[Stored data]
■ ■ ■ ■
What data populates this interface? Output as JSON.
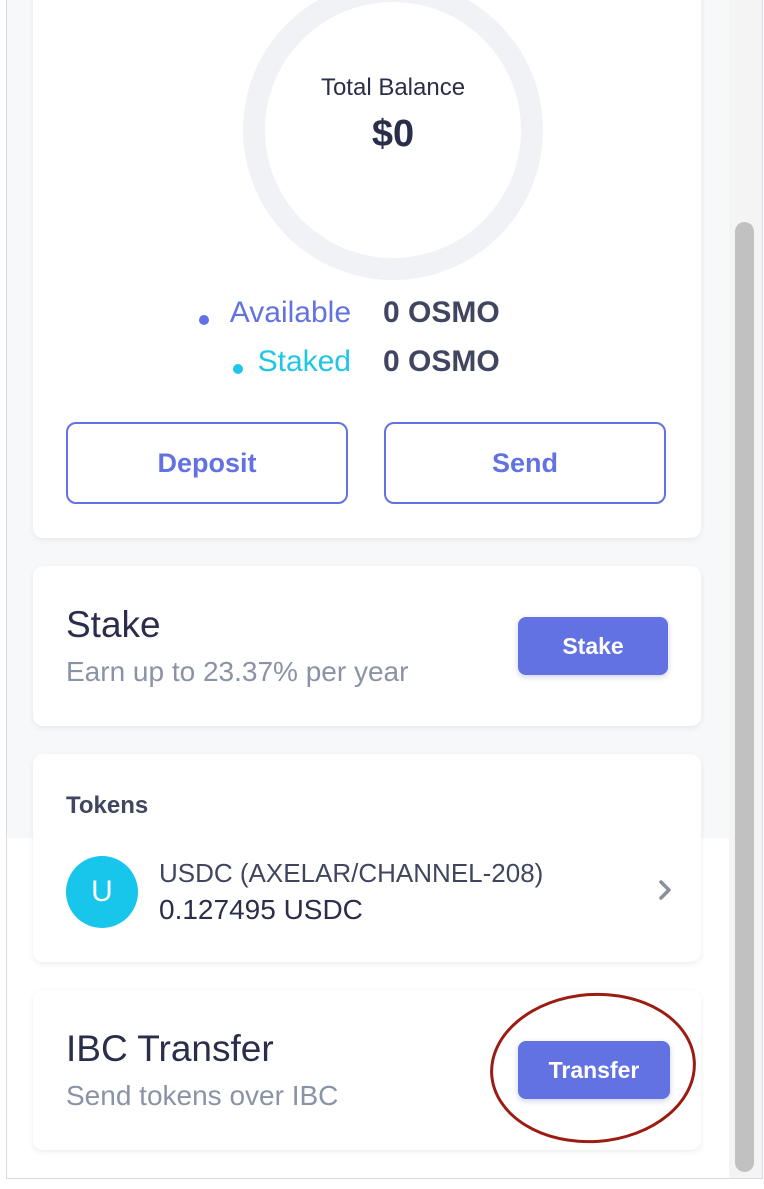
{
  "balance": {
    "label": "Total Balance",
    "value": "$0",
    "available_label": "Available",
    "available_value": "0 OSMO",
    "staked_label": "Staked",
    "staked_value": "0 OSMO",
    "deposit_label": "Deposit",
    "send_label": "Send",
    "available_color": "#6372e2",
    "staked_color": "#1ec6e8"
  },
  "stake": {
    "title": "Stake",
    "subtitle": "Earn up to 23.37% per year",
    "button_label": "Stake"
  },
  "tokens": {
    "heading": "Tokens",
    "items": [
      {
        "avatar_letter": "U",
        "name": "USDC (AXELAR/CHANNEL-208)",
        "amount": "0.127495 USDC",
        "icon": "chevron-right-icon"
      }
    ]
  },
  "ibc": {
    "title": "IBC Transfer",
    "subtitle": "Send tokens over IBC",
    "button_label": "Transfer"
  },
  "colors": {
    "accent": "#6372e2",
    "annotation": "#9c1b12"
  }
}
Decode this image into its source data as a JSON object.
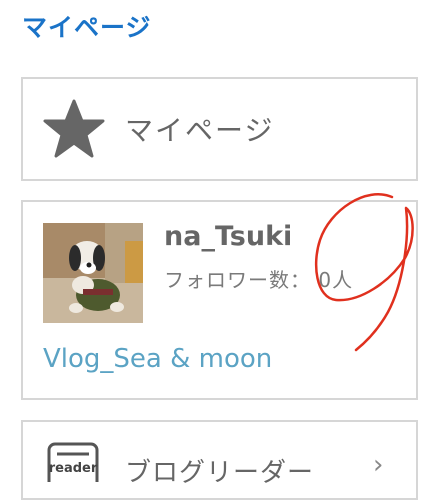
{
  "header": {
    "title": "マイページ"
  },
  "mypage_card": {
    "label": "マイページ",
    "icon": "star-icon"
  },
  "profile_card": {
    "username": "na_Tsuki",
    "followers_label": "フォロワー数：",
    "followers_count": "0人",
    "blog_name": "Vlog_Sea & moon",
    "annotation_text": "9"
  },
  "reader_card": {
    "label": "ブログリーダー",
    "icon_text": "reader",
    "chevron": "›"
  },
  "colors": {
    "accent": "#1a73c8",
    "link": "#5ba3c4",
    "text": "#666666",
    "border": "#d6d6d6",
    "annotation": "#e0301e"
  }
}
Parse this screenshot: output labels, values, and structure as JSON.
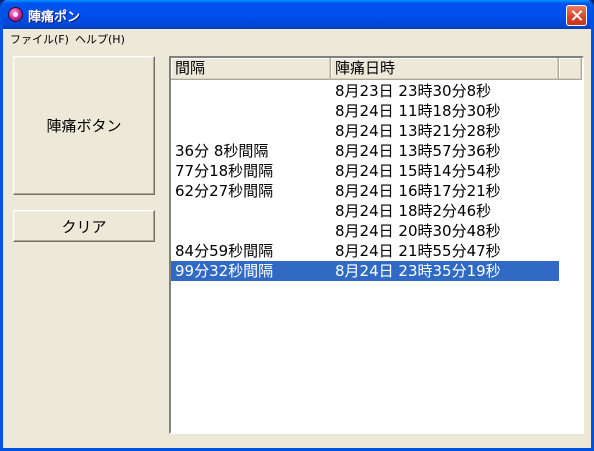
{
  "window": {
    "title": "陣痛ポン"
  },
  "menu": [
    {
      "label": "ファイル(F)"
    },
    {
      "label": "ヘルプ(H)"
    }
  ],
  "buttons": {
    "contraction": "陣痛ボタン",
    "clear": "クリア"
  },
  "table": {
    "columns": [
      "間隔",
      "陣痛日時"
    ],
    "rows": [
      {
        "interval": "",
        "datetime": "8月23日 23時30分8秒"
      },
      {
        "interval": "",
        "datetime": "8月24日 11時18分30秒"
      },
      {
        "interval": "",
        "datetime": "8月24日 13時21分28秒"
      },
      {
        "interval": "36分 8秒間隔",
        "datetime": "8月24日 13時57分36秒"
      },
      {
        "interval": "77分18秒間隔",
        "datetime": "8月24日 15時14分54秒"
      },
      {
        "interval": "62分27秒間隔",
        "datetime": "8月24日 16時17分21秒"
      },
      {
        "interval": "",
        "datetime": "8月24日 18時2分46秒"
      },
      {
        "interval": "",
        "datetime": "8月24日 20時30分48秒"
      },
      {
        "interval": "84分59秒間隔",
        "datetime": "8月24日 21時55分47秒"
      },
      {
        "interval": "99分32秒間隔",
        "datetime": "8月24日 23時35分19秒",
        "selected": true
      }
    ]
  },
  "colors": {
    "titlebar": "#0054e3",
    "selection": "#316ac5",
    "face": "#ece9d8"
  }
}
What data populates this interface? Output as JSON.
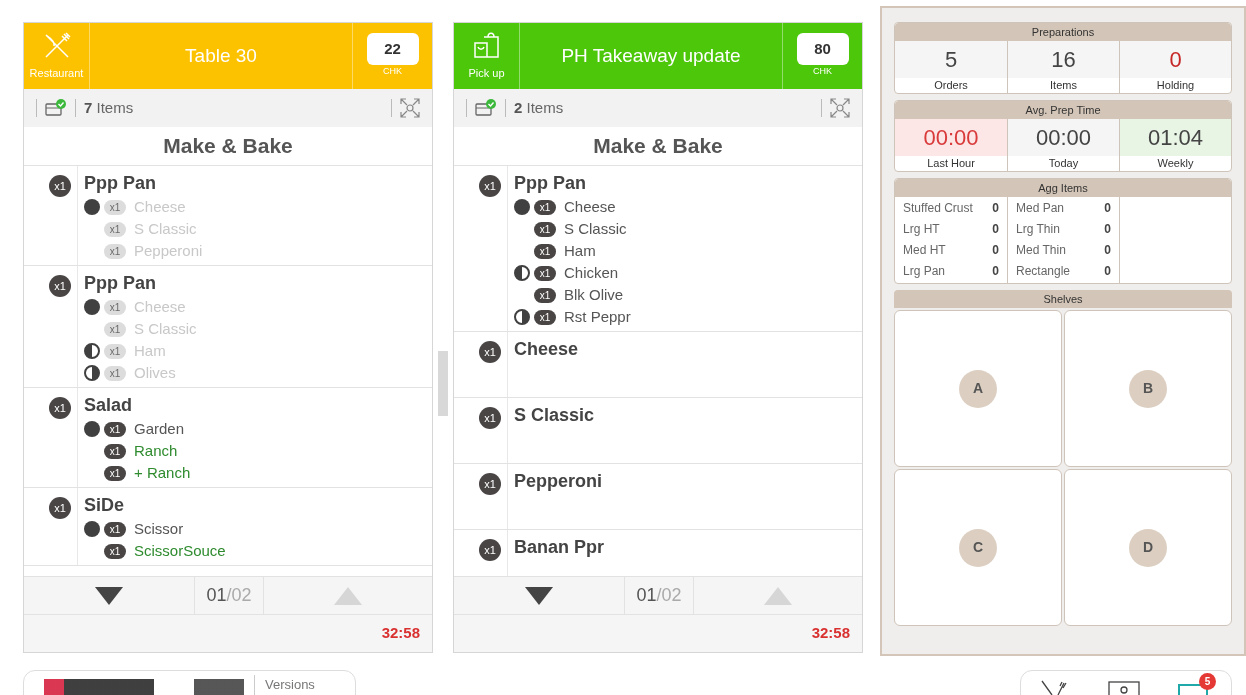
{
  "orders": [
    {
      "kind": "restaurant",
      "type_label": "Restaurant",
      "title": "Table 30",
      "check": "22",
      "check_label": "CHK",
      "items_count": "7",
      "items_label": "Items",
      "section": "Make & Bake",
      "items": [
        {
          "qty": "x1",
          "name": "Ppp Pan",
          "modifiers": [
            {
              "kind": "full",
              "qty": "x1",
              "name": "Cheese",
              "done": true
            },
            {
              "kind": "plain",
              "qty": "x1",
              "name": "S Classic",
              "done": true
            },
            {
              "kind": "plain",
              "qty": "x1",
              "name": "Pepperoni",
              "done": true
            }
          ]
        },
        {
          "qty": "x1",
          "name": "Ppp Pan",
          "modifiers": [
            {
              "kind": "full",
              "qty": "x1",
              "name": "Cheese",
              "done": true
            },
            {
              "kind": "plain",
              "qty": "x1",
              "name": "S Classic",
              "done": true
            },
            {
              "kind": "half_left",
              "qty": "x1",
              "name": "Ham",
              "done": true
            },
            {
              "kind": "half_right",
              "qty": "x1",
              "name": "Olives",
              "done": true
            }
          ]
        },
        {
          "qty": "x1",
          "name": "Salad",
          "modifiers": [
            {
              "kind": "full",
              "qty": "x1",
              "name": "Garden",
              "done": false
            },
            {
              "kind": "plain",
              "qty": "x1",
              "name": "Ranch",
              "done": false,
              "color": "#2e8b2e"
            },
            {
              "kind": "plain",
              "qty": "x1",
              "name": "+ Ranch",
              "done": false,
              "color": "#2e8b2e"
            }
          ]
        },
        {
          "qty": "x1",
          "name": "SiDe",
          "modifiers": [
            {
              "kind": "full",
              "qty": "x1",
              "name": "Scissor",
              "done": false
            },
            {
              "kind": "plain",
              "qty": "x1",
              "name": "ScissorSouce",
              "done": false,
              "color": "#2e8b2e"
            }
          ]
        }
      ],
      "page_current": "01",
      "page_total": "/02",
      "can_down": true,
      "can_up": false,
      "timer": "32:58"
    },
    {
      "kind": "pickup",
      "type_label": "Pick up",
      "title": "PH Takeaway update",
      "check": "80",
      "check_label": "CHK",
      "items_count": "2",
      "items_label": "Items",
      "section": "Make & Bake",
      "items": [
        {
          "qty": "x1",
          "name": "Ppp Pan",
          "modifiers": [
            {
              "kind": "full",
              "qty": "x1",
              "name": "Cheese",
              "done": false
            },
            {
              "kind": "plain",
              "qty": "x1",
              "name": "S Classic",
              "done": false
            },
            {
              "kind": "plain",
              "qty": "x1",
              "name": "Ham",
              "done": false
            },
            {
              "kind": "half_left",
              "qty": "x1",
              "name": "Chicken",
              "done": false
            },
            {
              "kind": "plain",
              "qty": "x1",
              "name": "Blk Olive",
              "done": false
            },
            {
              "kind": "half_right",
              "qty": "x1",
              "name": "Rst Peppr",
              "done": false
            }
          ]
        },
        {
          "qty": "x1",
          "name": "Cheese"
        },
        {
          "qty": "x1",
          "name": "S Classic"
        },
        {
          "qty": "x1",
          "name": "Pepperoni"
        },
        {
          "qty": "x1",
          "name": "Banan Ppr"
        }
      ],
      "page_current": "01",
      "page_total": "/02",
      "can_down": true,
      "can_up": false,
      "timer": "32:58"
    }
  ],
  "preparations": {
    "title": "Preparations",
    "cells": [
      {
        "value": "5",
        "label": "Orders",
        "kind": "neutral"
      },
      {
        "value": "16",
        "label": "Items",
        "kind": "neutral"
      },
      {
        "value": "0",
        "label": "Holding",
        "kind": "red_text"
      }
    ]
  },
  "avg_prep_time": {
    "title": "Avg. Prep Time",
    "cells": [
      {
        "value": "00:00",
        "label": "Last Hour",
        "kind": "red"
      },
      {
        "value": "00:00",
        "label": "Today",
        "kind": "neutral"
      },
      {
        "value": "01:04",
        "label": "Weekly",
        "kind": "green"
      }
    ]
  },
  "agg_items": {
    "title": "Agg Items",
    "columns": [
      [
        {
          "name": "Stuffed Crust",
          "count": "0"
        },
        {
          "name": "Lrg HT",
          "count": "0"
        },
        {
          "name": "Med HT",
          "count": "0"
        },
        {
          "name": "Lrg Pan",
          "count": "0"
        }
      ],
      [
        {
          "name": "Med Pan",
          "count": "0"
        },
        {
          "name": "Lrg Thin",
          "count": "0"
        },
        {
          "name": "Med Thin",
          "count": "0"
        },
        {
          "name": "Rectangle",
          "count": "0"
        }
      ]
    ]
  },
  "shelves": {
    "title": "Shelves",
    "items": [
      "A",
      "B",
      "C",
      "D"
    ]
  },
  "bottom_bar": {
    "versions": "Versions",
    "notifications": "5"
  }
}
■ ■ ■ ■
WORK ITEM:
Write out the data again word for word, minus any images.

RESPONSE TO THE EXERCISE:
What data populates this interface? Output as JSON.
{
  "balance": {
    "label": "Total Balance",
    "value": "$0",
    "available_label": "Available",
    "available_value": "0 OSMO",
    "staked_label": "Staked",
    "staked_value": "0 OSMO",
    "deposit_label": "Deposit",
    "send_label": "Send",
    "available_color": "#6372e2",
    "staked_color": "#1ec6e8"
  },
  "stake": {
    "title": "Stake",
    "subtitle": "Earn up to 23.37% per year",
    "button_label": "Stake"
  },
  "tokens": {
    "heading": "Tokens",
    "items": [
      {
        "avatar_letter": "U",
        "name": "USDC (AXELAR/CHANNEL-208)",
        "amount": "0.127495 USDC",
        "icon": "chevron-right-icon"
      }
    ]
  },
  "ibc": {
    "title": "IBC Transfer",
    "subtitle": "Send tokens over IBC",
    "button_label": "Transfer"
  },
  "colors": {
    "accent": "#6372e2",
    "annotation": "#9c1b12"
  }
}
Decode this image into its source data as a JSON object.
{
  "header": {
    "title": "マイページ"
  },
  "mypage_card": {
    "label": "マイページ",
    "icon": "star-icon"
  },
  "profile_card": {
    "username": "na_Tsuki",
    "followers_label": "フォロワー数：",
    "followers_count": "0人",
    "blog_name": "Vlog_Sea & moon",
    "annotation_text": "9"
  },
  "reader_card": {
    "label": "ブログリーダー",
    "icon_text": "reader",
    "chevron": "›"
  },
  "colors": {
    "accent": "#1a73c8",
    "link": "#5ba3c4",
    "text": "#666666",
    "border": "#d6d6d6",
    "annotation": "#e0301e"
  }
}
Parse this screenshot: output labels, values, and structure as JSON.
{
  "window": {
    "title": "陣痛ポン"
  },
  "menu": [
    {
      "label": "ファイル(F)"
    },
    {
      "label": "ヘルプ(H)"
    }
  ],
  "buttons": {
    "contraction": "陣痛ボタン",
    "clear": "クリア"
  },
  "table": {
    "columns": [
      "間隔",
      "陣痛日時"
    ],
    "rows": [
      {
        "interval": "",
        "datetime": "8月23日 23時30分8秒"
      },
      {
        "interval": "",
        "datetime": "8月24日 11時18分30秒"
      },
      {
        "interval": "",
        "datetime": "8月24日 13時21分28秒"
      },
      {
        "interval": "36分 8秒間隔",
        "datetime": "8月24日 13時57分36秒"
      },
      {
        "interval": "77分18秒間隔",
        "datetime": "8月24日 15時14分54秒"
      },
      {
        "interval": "62分27秒間隔",
        "datetime": "8月24日 16時17分21秒"
      },
      {
        "interval": "",
        "datetime": "8月24日 18時2分46秒"
      },
      {
        "interval": "",
        "datetime": "8月24日 20時30分48秒"
      },
      {
        "interval": "84分59秒間隔",
        "datetime": "8月24日 21時55分47秒"
      },
      {
        "interval": "99分32秒間隔",
        "datetime": "8月24日 23時35分19秒",
        "selected": true
      }
    ]
  },
  "colors": {
    "titlebar": "#0054e3",
    "selection": "#316ac5",
    "face": "#ece9d8"
  }
}
What data populates this interface? Output as JSON.
{
  "orders": [
    {
      "kind": "restaurant",
      "type_label": "Restaurant",
      "title": "Table 30",
      "check": "22",
      "check_label": "CHK",
      "items_count": "7",
      "items_label": "Items",
      "section": "Make & Bake",
      "items": [
        {
          "qty": "x1",
          "name": "Ppp Pan",
          "modifiers": [
            {
              "kind": "full",
              "qty": "x1",
              "name": "Cheese",
              "done": true
            },
            {
              "kind": "plain",
              "qty": "x1",
              "name": "S Classic",
              "done": true
            },
            {
              "kind": "plain",
              "qty": "x1",
              "name": "Pepperoni",
              "done": true
            }
          ]
        },
        {
          "qty": "x1",
          "name": "Ppp Pan",
          "modifiers": [
            {
              "kind": "full",
              "qty": "x1",
              "name": "Cheese",
              "done": true
            },
            {
              "kind": "plain",
              "qty": "x1",
              "name": "S Classic",
              "done": true
            },
            {
              "kind": "half_left",
              "qty": "x1",
              "name": "Ham",
              "done": true
            },
            {
              "kind": "half_right",
              "qty": "x1",
              "name": "Olives",
              "done": true
            }
          ]
        },
        {
          "qty": "x1",
          "name": "Salad",
          "modifiers": [
            {
              "kind": "full",
              "qty": "x1",
              "name": "Garden",
              "done": false
            },
            {
              "kind": "plain",
              "qty": "x1",
              "name": "Ranch",
              "done": false,
              "color": "#2e8b2e"
            },
            {
              "kind": "plain",
              "qty": "x1",
              "name": "+ Ranch",
              "done": false,
              "color": "#2e8b2e"
            }
          ]
        },
        {
          "qty": "x1",
          "name": "SiDe",
          "modifiers": [
            {
              "kind": "full",
              "qty": "x1",
              "name": "Scissor",
              "done": false
            },
            {
              "kind": "plain",
              "qty": "x1",
              "name": "ScissorSouce",
              "done": false,
              "color": "#2e8b2e"
            }
          ]
        }
      ],
      "page_current": "01",
      "page_total": "/02",
      "can_down": true,
      "can_up": false,
      "timer": "32:58"
    },
    {
      "kind": "pickup",
      "type_label": "Pick up",
      "title": "PH Takeaway update",
      "check": "80",
      "check_label": "CHK",
      "items_count": "2",
      "items_label": "Items",
      "section": "Make & Bake",
      "items": [
        {
          "qty": "x1",
          "name": "Ppp Pan",
          "modifiers": [
            {
              "kind": "full",
              "qty": "x1",
              "name": "Cheese",
              "done": false
            },
            {
              "kind": "plain",
              "qty": "x1",
              "name": "S Classic",
              "done": false
            },
            {
              "kind": "plain",
              "qty": "x1",
              "name": "Ham",
              "done": false
            },
            {
              "kind": "half_left",
              "qty": "x1",
              "name": "Chicken",
              "done": false
            },
            {
              "kind": "plain",
              "qty": "x1",
              "name": "Blk Olive",
              "done": false
            },
            {
              "kind": "half_right",
              "qty": "x1",
              "name": "Rst Peppr",
              "done": false
            }
          ]
        },
        {
          "qty": "x1",
          "name": "Cheese"
        },
        {
          "qty": "x1",
          "name": "S Classic"
        },
        {
          "qty": "x1",
          "name": "Pepperoni"
        },
        {
          "qty": "x1",
          "name": "Banan Ppr"
        }
      ],
      "page_current": "01",
      "page_total": "/02",
      "can_down": true,
      "can_up": false,
      "timer": "32:58"
    }
  ],
  "preparations": {
    "title": "Preparations",
    "cells": [
      {
        "value": "5",
        "label": "Orders",
        "kind": "neutral"
      },
      {
        "value": "16",
        "label": "Items",
        "kind": "neutral"
      },
      {
        "value": "0",
        "label": "Holding",
        "kind": "red_text"
      }
    ]
  },
  "avg_prep_time": {
    "title": "Avg. Prep Time",
    "cells": [
      {
        "value": "00:00",
        "label": "Last Hour",
        "kind": "red"
      },
      {
        "value": "00:00",
        "label": "Today",
        "kind": "neutral"
      },
      {
        "value": "01:04",
        "label": "Weekly",
        "kind": "green"
      }
    ]
  },
  "agg_items": {
    "title": "Agg Items",
    "columns": [
      [
        {
          "name": "Stuffed Crust",
          "count": "0"
        },
        {
          "name": "Lrg HT",
          "count": "0"
        },
        {
          "name": "Med HT",
          "count": "0"
        },
        {
          "name": "Lrg Pan",
          "count": "0"
        }
      ],
      [
        {
          "name": "Med Pan",
          "count": "0"
        },
        {
          "name": "Lrg Thin",
          "count": "0"
        },
        {
          "name": "Med Thin",
          "count": "0"
        },
        {
          "name": "Rectangle",
          "count": "0"
        }
      ]
    ]
  },
  "shelves": {
    "title": "Shelves",
    "items": [
      "A",
      "B",
      "C",
      "D"
    ]
  },
  "bottom_bar": {
    "versions": "Versions",
    "notifications": "5"
  }
}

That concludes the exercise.